On January 1st, 2015, I didn’t make a resolution. Thirty years of living taught me that the resolutions I made were too absolute. I told myself that I would be damned if I let another year go by without doing X,Y, or Z. Like many of you, I broke whatever promise I made by February. For me, February was the month of dead resolutions.
Last year was the end of that stress.
What changed? I was already stressed out by life. I was on my last semester of graduate school and was slowly losing my mind. There wasn’t enough room on my plate for lofty ambitions when I was too busy surviving. Normally, I would tell myself, “This is the year I will. . .”
- Stop smoking
- Lose weight
- Get more organized
- Save more money
Well guess what? Life happened. Luckily, I had to stop smoking the previous year because I got very sick. Otherwise, I’d still be making the same promise to myself. I got so ill from smoking that I had no other choice but to quit. When the doctor told me that my lungs looked decades older for someone my age, I just got scared. Life happened.
Things like losing weight, getting more organized, and saving money were solely dependent on what life had planned for me, not the other way around. This sounds nihilistic, I know. I’m making this sound like I’ve given away my free will to a depressing universe. That’s not entirely true. The point is: I didn’t make important decisions about my life on January 1st. I let go of a timeline and I made my decisions over the course of 365 days.
- I graduated with a Master’s degree
- I decided to start writing a novel
- I got two tattoos in an effort to try something new and exciting
- I was able to talk to an awesome author, Faith Adiele
- I got to talk about black feminist issues on a radio show
- I began my teaching career
- I consistently made YouTube videos for The Motley News
These are all things that I could have announced at the start of the year. Instead, they ended up being pleasant surprises along the way. Again, you have 365 days to make things happen. It doesn’t matter when you get started and it doesn’t matter if your promise dies in February. There’s always March. . .

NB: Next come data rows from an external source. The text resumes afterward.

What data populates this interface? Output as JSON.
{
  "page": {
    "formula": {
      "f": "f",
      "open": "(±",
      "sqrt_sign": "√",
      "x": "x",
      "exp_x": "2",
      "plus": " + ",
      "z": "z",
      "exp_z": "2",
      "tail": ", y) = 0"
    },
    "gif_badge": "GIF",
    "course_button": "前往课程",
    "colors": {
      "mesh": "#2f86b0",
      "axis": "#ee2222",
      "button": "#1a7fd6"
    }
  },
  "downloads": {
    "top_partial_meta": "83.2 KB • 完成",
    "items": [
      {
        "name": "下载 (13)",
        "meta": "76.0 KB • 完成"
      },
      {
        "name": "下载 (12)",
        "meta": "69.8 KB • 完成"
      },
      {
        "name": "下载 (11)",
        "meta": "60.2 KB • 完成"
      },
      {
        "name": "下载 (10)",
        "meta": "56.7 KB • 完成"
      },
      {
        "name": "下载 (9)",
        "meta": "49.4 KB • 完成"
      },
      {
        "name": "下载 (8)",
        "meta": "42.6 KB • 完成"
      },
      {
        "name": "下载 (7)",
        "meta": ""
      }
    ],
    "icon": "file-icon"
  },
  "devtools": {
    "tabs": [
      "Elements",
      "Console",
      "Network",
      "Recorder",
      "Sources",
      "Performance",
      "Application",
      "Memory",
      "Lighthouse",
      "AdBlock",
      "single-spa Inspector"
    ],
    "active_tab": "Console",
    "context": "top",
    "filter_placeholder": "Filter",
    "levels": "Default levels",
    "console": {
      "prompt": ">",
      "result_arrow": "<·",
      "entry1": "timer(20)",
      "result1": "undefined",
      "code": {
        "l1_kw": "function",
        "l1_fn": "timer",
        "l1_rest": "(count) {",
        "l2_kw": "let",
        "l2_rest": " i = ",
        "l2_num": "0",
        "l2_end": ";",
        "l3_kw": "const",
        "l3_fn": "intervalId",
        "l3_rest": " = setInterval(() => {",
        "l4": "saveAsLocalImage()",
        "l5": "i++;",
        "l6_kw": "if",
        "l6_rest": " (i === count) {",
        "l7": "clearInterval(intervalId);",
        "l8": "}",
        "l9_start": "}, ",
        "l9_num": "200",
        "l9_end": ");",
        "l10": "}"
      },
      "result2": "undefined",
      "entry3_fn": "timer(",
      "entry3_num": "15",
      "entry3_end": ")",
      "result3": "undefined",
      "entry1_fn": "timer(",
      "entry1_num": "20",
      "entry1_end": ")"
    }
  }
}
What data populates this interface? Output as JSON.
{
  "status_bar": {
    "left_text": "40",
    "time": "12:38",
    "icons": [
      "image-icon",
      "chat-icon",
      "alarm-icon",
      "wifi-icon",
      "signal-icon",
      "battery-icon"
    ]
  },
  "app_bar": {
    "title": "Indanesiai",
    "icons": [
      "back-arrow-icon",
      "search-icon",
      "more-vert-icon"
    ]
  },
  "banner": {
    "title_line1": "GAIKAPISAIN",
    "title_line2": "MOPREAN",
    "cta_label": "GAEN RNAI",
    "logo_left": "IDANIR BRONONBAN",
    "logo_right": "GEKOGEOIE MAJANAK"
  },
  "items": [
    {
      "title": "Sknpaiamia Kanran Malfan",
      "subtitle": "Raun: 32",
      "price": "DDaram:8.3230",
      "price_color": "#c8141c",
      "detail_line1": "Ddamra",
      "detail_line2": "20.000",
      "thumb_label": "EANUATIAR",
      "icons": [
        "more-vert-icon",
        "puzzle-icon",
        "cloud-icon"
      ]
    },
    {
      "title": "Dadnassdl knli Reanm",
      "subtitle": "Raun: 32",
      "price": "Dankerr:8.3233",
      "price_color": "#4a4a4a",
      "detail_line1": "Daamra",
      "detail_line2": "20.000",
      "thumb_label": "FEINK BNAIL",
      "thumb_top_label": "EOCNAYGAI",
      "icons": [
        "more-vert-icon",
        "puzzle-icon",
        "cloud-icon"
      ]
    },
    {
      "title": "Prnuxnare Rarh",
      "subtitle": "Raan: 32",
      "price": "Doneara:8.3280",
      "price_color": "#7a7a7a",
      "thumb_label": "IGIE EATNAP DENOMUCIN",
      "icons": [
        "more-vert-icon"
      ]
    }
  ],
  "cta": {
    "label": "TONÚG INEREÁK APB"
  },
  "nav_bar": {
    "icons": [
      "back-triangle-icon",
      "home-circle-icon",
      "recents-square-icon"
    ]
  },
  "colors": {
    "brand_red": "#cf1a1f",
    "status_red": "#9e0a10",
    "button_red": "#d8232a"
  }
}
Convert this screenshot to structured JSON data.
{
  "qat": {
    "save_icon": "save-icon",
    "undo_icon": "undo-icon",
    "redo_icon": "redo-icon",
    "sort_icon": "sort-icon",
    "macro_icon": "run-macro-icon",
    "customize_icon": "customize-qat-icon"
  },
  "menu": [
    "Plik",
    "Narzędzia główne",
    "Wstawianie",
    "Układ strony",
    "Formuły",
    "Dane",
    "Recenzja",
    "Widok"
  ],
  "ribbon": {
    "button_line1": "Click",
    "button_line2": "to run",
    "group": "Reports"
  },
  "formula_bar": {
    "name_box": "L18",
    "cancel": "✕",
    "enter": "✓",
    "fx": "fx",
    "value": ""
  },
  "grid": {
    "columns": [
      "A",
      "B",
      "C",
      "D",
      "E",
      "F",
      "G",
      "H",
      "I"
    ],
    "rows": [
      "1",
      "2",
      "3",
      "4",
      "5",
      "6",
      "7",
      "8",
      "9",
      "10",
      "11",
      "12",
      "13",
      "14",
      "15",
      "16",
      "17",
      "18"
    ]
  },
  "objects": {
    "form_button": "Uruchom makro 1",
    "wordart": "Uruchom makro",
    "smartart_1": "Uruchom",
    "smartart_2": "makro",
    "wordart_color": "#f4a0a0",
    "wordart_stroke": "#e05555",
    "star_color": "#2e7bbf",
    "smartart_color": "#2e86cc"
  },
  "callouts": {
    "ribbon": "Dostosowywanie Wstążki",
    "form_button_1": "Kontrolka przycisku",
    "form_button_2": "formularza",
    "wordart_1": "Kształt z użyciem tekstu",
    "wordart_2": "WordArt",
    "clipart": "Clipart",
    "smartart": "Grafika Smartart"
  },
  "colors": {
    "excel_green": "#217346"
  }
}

We tend to make these resolutions so we can look back over the last year and feel proud about accomplishing something. Chances are, there were plenty of things you accomplished in 2015 that had nothing to do with your resolution. The capital “T” Truth is: There are some plans that you simple cannot make. Have you ever heard the saying, “If you want to make God laugh, make a plan?” Shit happens. We have to remain flexible; we have to stay on our toes. While you’re trying to save money, you don’t know when an emergency purchase will pop up. While you’re trying to organize your life with a million containers, you don’t know when an event will rock your perfectly maintained world. You have to do your best, sure, but nothing is set in stone.
This might not work for you. You still might be convinced that you have control and willpower. You do. To an extent. Just know that happy accidents happen along the way and you might have to make important decision based on those. That is where real resolutions are.